[Page and application data records]
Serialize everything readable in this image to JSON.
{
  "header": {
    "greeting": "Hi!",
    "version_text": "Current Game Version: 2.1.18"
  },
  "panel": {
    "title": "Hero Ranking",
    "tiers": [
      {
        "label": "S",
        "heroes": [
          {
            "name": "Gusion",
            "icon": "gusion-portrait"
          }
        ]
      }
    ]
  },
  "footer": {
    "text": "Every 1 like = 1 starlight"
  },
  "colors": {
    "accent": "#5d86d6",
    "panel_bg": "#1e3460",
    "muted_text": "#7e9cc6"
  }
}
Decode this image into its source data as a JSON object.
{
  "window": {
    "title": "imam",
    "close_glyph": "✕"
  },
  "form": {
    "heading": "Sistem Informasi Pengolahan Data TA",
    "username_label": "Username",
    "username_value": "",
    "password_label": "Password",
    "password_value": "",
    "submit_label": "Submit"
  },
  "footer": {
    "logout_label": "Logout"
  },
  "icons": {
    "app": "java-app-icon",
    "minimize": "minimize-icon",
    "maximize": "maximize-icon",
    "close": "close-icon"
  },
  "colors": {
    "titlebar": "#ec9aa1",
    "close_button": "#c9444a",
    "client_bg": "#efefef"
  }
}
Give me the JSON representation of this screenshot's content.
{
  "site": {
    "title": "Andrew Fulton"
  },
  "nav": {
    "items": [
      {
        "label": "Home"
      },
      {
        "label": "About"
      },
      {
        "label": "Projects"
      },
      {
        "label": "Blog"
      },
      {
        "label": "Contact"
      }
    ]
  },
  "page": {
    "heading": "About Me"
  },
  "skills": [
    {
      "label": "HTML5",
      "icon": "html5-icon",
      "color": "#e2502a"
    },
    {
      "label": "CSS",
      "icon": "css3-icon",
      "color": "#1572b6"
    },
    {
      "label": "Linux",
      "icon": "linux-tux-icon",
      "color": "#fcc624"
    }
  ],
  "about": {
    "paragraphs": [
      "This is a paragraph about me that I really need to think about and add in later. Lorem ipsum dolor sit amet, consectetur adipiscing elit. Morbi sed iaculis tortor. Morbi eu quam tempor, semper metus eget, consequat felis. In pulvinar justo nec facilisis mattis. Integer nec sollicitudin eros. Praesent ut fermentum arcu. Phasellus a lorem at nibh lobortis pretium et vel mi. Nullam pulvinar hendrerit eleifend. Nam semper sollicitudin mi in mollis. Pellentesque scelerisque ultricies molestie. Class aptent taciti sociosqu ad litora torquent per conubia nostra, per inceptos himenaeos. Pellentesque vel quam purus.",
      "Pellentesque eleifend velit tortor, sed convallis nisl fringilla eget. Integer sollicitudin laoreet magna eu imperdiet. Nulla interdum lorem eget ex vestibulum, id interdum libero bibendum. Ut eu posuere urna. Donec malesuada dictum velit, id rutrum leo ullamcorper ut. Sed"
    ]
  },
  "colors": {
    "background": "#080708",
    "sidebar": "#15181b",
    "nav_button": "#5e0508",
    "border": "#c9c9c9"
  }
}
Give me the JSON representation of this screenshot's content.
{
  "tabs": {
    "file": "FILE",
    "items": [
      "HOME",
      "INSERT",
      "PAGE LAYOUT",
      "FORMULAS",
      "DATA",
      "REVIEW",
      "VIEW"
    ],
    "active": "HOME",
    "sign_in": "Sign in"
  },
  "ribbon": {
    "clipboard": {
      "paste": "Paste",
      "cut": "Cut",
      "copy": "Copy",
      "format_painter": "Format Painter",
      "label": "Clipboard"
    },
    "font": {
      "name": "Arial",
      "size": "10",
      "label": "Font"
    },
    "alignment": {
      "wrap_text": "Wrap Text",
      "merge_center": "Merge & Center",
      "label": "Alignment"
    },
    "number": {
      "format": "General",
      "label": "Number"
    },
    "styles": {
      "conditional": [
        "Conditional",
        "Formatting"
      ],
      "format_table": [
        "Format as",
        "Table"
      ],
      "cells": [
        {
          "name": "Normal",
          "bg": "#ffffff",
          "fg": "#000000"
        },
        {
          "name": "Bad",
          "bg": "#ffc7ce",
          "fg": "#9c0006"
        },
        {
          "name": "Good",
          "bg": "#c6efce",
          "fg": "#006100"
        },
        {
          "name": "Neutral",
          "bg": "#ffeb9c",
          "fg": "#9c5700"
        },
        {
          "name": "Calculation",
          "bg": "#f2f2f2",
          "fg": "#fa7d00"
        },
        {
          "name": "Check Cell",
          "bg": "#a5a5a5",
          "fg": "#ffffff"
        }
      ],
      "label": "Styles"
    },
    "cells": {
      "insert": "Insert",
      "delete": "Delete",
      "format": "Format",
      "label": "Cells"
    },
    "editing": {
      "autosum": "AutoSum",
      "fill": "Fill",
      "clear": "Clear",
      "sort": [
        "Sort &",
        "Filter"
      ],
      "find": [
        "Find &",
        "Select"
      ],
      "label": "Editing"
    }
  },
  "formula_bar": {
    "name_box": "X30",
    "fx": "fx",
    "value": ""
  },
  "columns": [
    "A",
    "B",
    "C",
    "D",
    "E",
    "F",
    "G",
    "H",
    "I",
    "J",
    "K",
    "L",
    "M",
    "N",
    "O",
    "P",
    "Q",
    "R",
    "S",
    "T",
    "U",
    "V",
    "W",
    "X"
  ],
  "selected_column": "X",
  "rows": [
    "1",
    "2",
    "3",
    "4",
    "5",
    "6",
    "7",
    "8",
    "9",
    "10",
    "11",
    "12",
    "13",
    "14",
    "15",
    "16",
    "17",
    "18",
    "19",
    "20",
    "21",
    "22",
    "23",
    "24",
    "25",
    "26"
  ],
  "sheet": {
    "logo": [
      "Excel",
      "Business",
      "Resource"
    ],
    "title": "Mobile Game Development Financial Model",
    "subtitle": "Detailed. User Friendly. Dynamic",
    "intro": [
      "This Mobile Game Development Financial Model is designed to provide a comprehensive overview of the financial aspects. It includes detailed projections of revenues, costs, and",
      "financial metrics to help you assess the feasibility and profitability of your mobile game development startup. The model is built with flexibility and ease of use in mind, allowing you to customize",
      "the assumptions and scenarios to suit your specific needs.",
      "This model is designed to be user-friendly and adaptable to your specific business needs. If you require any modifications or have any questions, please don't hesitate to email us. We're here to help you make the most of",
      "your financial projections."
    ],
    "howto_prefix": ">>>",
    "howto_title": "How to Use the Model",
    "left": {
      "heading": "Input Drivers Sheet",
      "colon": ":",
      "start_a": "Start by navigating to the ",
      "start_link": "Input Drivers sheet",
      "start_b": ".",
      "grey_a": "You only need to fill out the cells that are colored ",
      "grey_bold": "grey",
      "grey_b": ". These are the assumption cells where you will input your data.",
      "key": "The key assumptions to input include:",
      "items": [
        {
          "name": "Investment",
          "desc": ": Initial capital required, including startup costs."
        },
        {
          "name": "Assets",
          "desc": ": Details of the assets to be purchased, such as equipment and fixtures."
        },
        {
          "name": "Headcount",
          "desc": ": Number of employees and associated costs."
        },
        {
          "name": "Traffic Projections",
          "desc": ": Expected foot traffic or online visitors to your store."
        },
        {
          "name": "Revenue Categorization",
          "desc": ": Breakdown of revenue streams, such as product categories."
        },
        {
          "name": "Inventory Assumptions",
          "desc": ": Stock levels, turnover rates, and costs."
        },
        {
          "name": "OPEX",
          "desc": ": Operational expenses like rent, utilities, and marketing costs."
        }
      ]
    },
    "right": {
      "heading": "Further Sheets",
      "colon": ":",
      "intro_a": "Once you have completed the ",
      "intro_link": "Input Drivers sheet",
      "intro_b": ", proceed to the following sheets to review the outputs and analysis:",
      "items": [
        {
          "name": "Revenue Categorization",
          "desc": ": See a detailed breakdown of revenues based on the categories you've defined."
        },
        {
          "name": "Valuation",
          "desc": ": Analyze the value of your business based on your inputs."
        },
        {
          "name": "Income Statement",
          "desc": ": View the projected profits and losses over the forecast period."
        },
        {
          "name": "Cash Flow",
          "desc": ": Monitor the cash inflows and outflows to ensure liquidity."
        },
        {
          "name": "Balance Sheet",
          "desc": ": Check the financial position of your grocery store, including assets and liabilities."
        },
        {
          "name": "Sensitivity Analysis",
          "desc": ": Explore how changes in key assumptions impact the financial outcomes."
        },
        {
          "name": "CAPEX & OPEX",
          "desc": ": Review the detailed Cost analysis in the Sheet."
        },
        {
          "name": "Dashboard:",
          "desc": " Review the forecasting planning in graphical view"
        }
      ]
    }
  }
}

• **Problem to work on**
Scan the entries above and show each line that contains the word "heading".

• **Output of the exercise**
    "heading": "Sistem Informasi Pengolahan Data TA",
    "heading": "About Me"
      "heading": "Input Drivers Sheet",
      "heading": "Further Sheets",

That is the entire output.